  • Every-day rehabilitation
  • Physical health and eating disorders
  • Musculoskeletal disorders, chronic pain, chronic fatigue syndrome, cross-sectional lesions
  • Hearing – universal design
  • Global health
  • Health service
  • Education

Within these themes the research unit offers education and research that improve professional practice and contribute to innovation in private and public sector. The work emphasises:

  • Interaction between research and education
  • Interaction with work life in private and public sector
  • Cooperation with other knowledge environments, locally, nationally and globally

Our most important local partners are municipalities, counties and St Olav’s Hospital.

Significant projects

Significant projects

Purpose: The project will create synergies between the furniture industry and innovative ICT solutions through a process of cross sector specialisation. The goal is to:

  • Create functioning methods for product design
  • Make furniture with focus on safety, reliability and special requirements and preferences for elderly living at home.

Contacts: Prof. Arthur Serrano (PI), Prof. Beatrix Vereijken, Trine A. Magne

Finansiering: The European Union's Regional Development Fund

INHERIT - INter-sectoral Health and Environment Research for InnovaTion

Purpose and goal of the project: Identify ways of living, movement and consumption that protects the enviroment and promotes health and equality within health.

Method: Implementation of public health practices in 13 European countries - quantitative evaluation, qualitative evaluation of cross sector cooperation, cost benefit evaluation. Our role in the project: Implementation.

Involved persons from the research unit includes: Kirsti Sarheim Anthun, Ruca Maass, Siren Hope, Monica Lillefjell

Partners – national and international: 18 partners – 13 countries

NTNU Malvik municipality, Trøndelag county, University College London (UCL), RIVM (the Netherlands), Bc3 (Spain), EuroHealthNet

Financing: EU Horizon 2020,

The WE study; Walking Easier with cerebral palsy

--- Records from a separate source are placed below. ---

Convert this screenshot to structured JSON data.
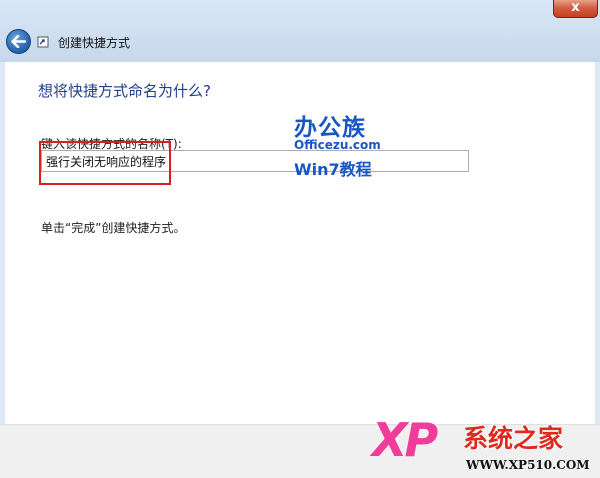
{
  "window": {
    "close_label": "x"
  },
  "header": {
    "title": "创建快捷方式"
  },
  "main": {
    "heading": "想将快捷方式命名为什么?",
    "name_field_label": "键入该快捷方式的名称(T):",
    "name_field_value": "强行关闭无响应的程序",
    "finish_hint": "单击“完成”创建快捷方式。"
  },
  "watermarks": {
    "officezu_title": "办公族",
    "officezu_site": "Officezu.com",
    "officezu_tag": "Win7教程",
    "xp_logo": "XP",
    "xp_name": "系统之家",
    "xp_url": "WWW.XP510.COM"
  },
  "colors": {
    "heading": "#1f3f8a",
    "highlight": "#d81e1e",
    "watermark_blue": "#1a55c4"
  },
  "icons": {
    "back": "back-arrow-icon",
    "wizard": "shortcut-wizard-icon",
    "close": "close-icon"
  }
}
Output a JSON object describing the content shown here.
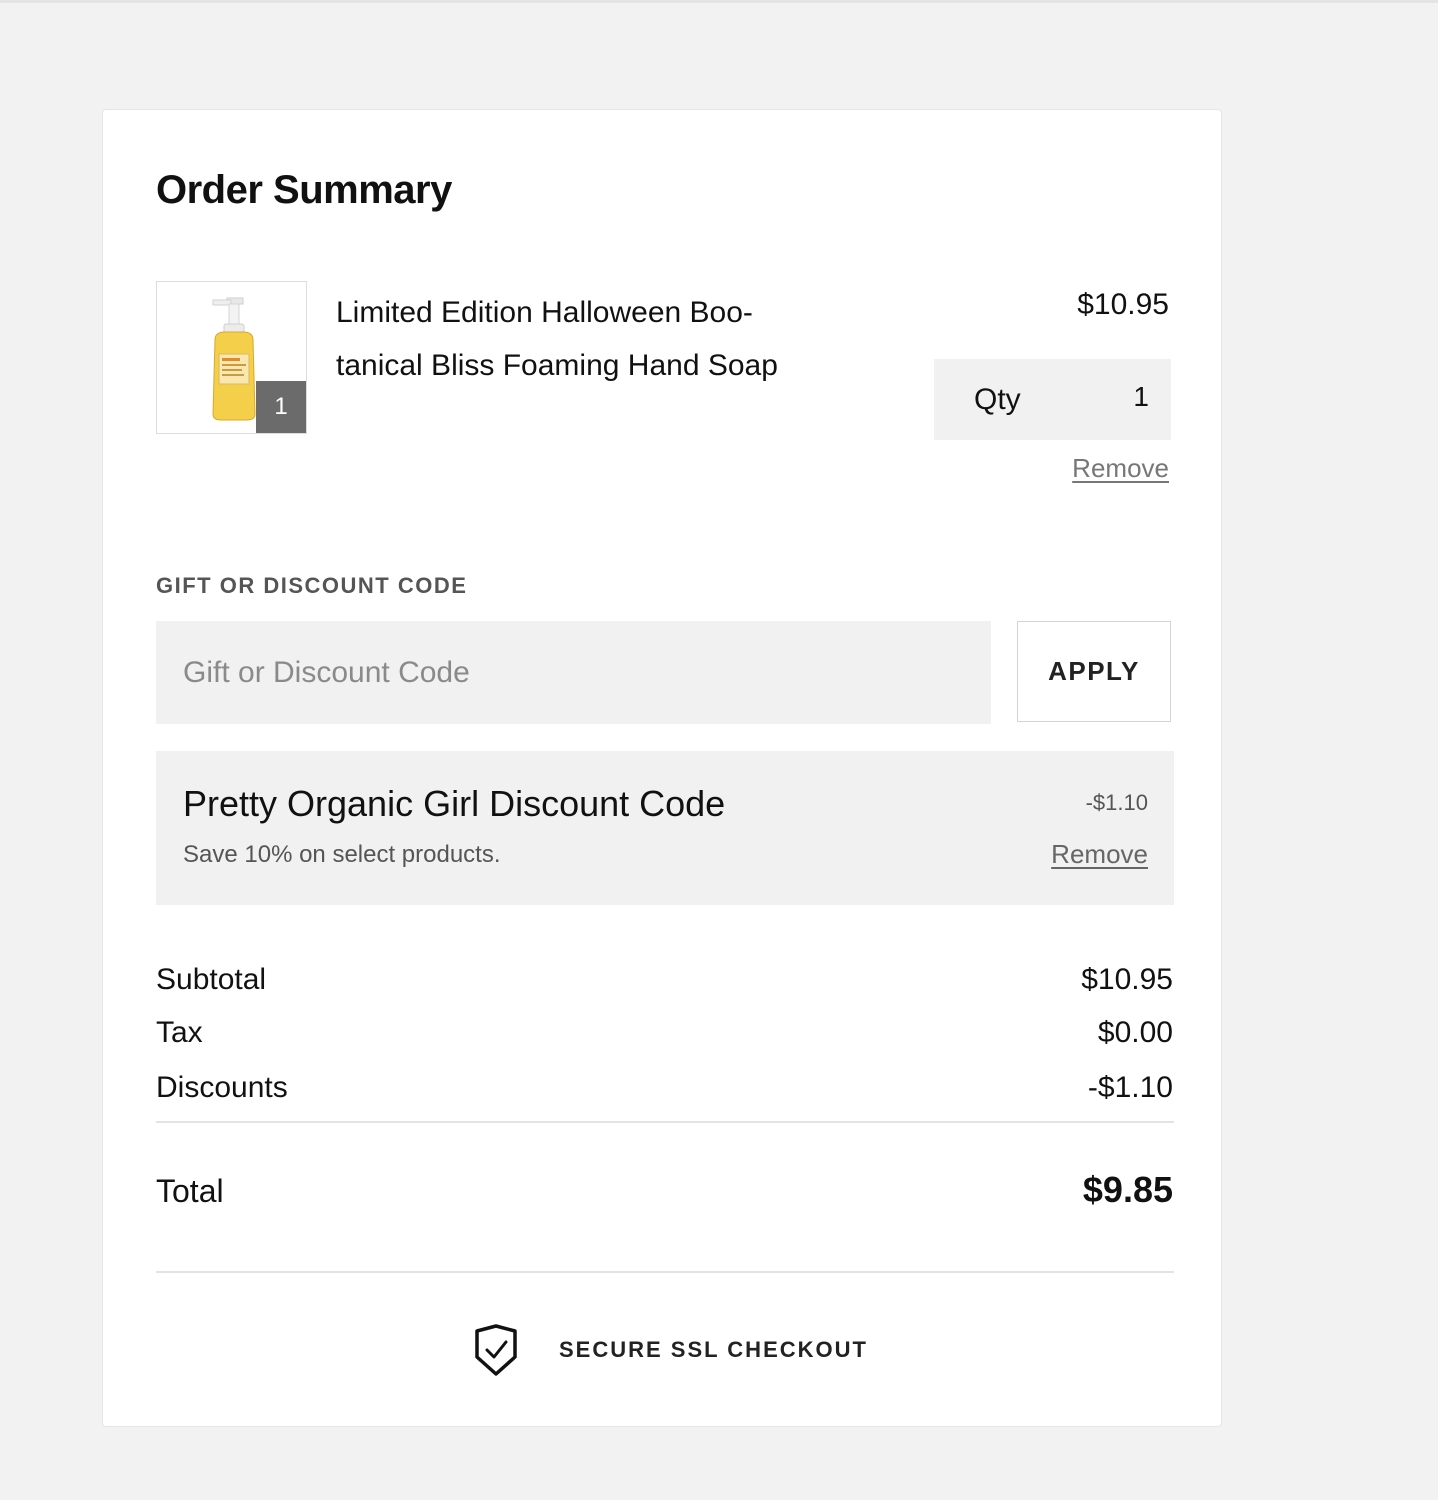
{
  "order_summary": {
    "title": "Order Summary"
  },
  "item": {
    "name": "Limited Edition Halloween Boo-tanical Bliss Foaming Hand Soap",
    "name_line1": "Limited Edition Halloween Boo-",
    "name_line2": "tanical Bliss Foaming Hand Soap",
    "price": "$10.95",
    "badge_count": "1",
    "qty_label": "Qty",
    "qty_value": "1",
    "remove_label": "Remove",
    "image_icon": "hand-soap-bottle"
  },
  "discount": {
    "section_label": "GIFT OR DISCOUNT CODE",
    "input_placeholder": "Gift or Discount Code",
    "input_value": "",
    "apply_label": "APPLY"
  },
  "applied_code": {
    "name": "Pretty Organic Girl Discount Code",
    "description": "Save 10% on select products.",
    "amount": "-$1.10",
    "remove_label": "Remove"
  },
  "totals": {
    "subtotal_label": "Subtotal",
    "subtotal_value": "$10.95",
    "tax_label": "Tax",
    "tax_value": "$0.00",
    "discounts_label": "Discounts",
    "discounts_value": "-$1.10",
    "total_label": "Total",
    "total_value": "$9.85"
  },
  "secure": {
    "label": "SECURE SSL CHECKOUT",
    "icon": "shield-check-icon"
  },
  "colors": {
    "page_background": "#f2f2f2",
    "card_background": "#ffffff",
    "field_background": "#f1f1f1",
    "badge_background": "#6b6b6b",
    "text": "#111111",
    "muted_text": "#777777"
  }
}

Primary: Will injections of botulinumtoxin A make it easier for children with cerebral palsy (CP) to walk?

Secondary: What characterises the children with good effect versus those without good effect.

Method: Double-blind RCT. Participants are children/youth with CP (GMFCS I and II), 4-17,5 years old, that are randommised to receive either BoNT-A or saline in the calf muscles.

Main outcome measure: Energy cost during walking.

Secondary outcome measure: Walking capacity, daily activity, experienced effect and pain.

Involved persons from the research unit: Siri Brændvik

Partners/network – national and international: All four health regions in Norway, NTNU and two foreign centers; Nice and Warszawa

Financing: Helseforsk 2014, the cooperating body Helse Midt-Norge/NTNU, The Joint Research Committee, Fysiofondet, ECRIN (European Clinical Research Infrastructure Network)

This project will create four sense gardens (SENSE-GARDEN) in Norway, Belgium, Romania and Portugal. Pictures, videos, music and smells will be used to stimulate the different senses of elderly with dementia. Through personalisation of stimuli, SENSE-GARDEN will stimulate memory, communication and physical activity for the individual with dementia. The goal of SENSE-GARDEN is to reconnect the individual with its sense of self, improve quality of life for people with dementia and their next of kin. You can read more about the project on its homepage.

Contacts: Jon Sørgaard, Trine Magne

Early Warning Accompanies Robotics Excellence

The purpose is to improve the way of life of people with dementia and their next of kin.

Lifestyle monitoring can reduce the strain on next of kin and therefore extend the period where the informal caregiver can maintain the care and support for the person with dementia with emotional benefits in relation to the patients quality of life and social cost.

Contact: Jon Sørgaard

The Netherlands – Vilans; Sensara; ZZG Zorggroep; Italy - Universita Politecnica della Marche; JEF; Norway - Stjørdal kommune; NTNU; the Swiss Confederation - TERZ Stiftung; Multinational – Ascom.